### WHAT THE EXERCISE ASKS
Only lines containing the string "circle" belong in the answer; copy all of them from the entries.

### EXTRACTED MATERIAL
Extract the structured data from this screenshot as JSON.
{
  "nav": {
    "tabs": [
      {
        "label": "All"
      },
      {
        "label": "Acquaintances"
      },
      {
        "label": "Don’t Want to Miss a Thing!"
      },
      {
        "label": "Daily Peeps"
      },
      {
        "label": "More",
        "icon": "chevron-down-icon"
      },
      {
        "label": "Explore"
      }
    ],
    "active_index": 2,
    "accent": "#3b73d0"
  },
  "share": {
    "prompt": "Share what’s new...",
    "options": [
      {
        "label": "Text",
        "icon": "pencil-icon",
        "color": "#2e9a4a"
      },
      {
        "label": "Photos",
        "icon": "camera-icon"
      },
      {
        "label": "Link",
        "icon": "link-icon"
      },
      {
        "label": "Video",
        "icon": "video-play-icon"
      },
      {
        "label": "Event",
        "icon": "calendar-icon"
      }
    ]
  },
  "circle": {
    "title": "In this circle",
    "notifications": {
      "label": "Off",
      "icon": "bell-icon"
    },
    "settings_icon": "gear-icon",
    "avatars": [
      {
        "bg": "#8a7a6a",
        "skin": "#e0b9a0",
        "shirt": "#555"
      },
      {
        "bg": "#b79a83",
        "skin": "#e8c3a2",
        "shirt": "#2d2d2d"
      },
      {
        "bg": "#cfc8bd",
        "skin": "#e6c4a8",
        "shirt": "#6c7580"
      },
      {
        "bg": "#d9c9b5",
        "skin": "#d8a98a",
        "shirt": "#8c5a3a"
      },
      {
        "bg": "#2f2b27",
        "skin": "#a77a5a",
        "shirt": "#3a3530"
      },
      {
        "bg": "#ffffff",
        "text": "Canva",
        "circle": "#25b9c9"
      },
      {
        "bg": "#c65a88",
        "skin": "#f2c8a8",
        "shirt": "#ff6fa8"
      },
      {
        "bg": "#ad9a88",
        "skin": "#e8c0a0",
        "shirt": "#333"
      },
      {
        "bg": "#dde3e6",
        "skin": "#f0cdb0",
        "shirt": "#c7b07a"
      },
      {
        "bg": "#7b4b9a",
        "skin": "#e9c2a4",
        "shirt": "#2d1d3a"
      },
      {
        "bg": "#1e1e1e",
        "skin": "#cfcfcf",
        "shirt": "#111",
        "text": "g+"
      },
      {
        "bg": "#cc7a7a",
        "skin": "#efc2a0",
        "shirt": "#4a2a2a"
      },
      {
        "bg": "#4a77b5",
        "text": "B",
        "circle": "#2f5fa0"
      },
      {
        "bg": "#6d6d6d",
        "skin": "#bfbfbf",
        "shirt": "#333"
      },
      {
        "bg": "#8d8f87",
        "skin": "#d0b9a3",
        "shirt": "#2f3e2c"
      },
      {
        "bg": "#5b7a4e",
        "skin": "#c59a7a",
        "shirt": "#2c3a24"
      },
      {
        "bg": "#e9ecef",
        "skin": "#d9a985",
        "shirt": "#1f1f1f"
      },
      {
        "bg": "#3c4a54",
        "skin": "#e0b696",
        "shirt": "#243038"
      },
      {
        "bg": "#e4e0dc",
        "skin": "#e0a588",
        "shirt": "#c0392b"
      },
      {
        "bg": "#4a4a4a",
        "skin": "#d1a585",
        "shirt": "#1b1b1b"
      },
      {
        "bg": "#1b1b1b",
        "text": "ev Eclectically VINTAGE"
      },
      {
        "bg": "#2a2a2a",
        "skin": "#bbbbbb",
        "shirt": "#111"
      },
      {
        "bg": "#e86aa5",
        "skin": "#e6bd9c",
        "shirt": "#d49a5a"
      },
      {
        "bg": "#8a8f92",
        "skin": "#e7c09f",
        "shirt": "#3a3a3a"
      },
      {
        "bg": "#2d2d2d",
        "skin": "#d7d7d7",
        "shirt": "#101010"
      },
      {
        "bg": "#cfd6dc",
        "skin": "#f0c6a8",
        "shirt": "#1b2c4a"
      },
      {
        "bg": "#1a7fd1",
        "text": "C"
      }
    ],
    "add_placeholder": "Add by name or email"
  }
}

### EXERCISE RESULT
  "circle": {
    "title": "In this circle",
        "circle": "#25b9c9"
        "circle": "#2f5fa0"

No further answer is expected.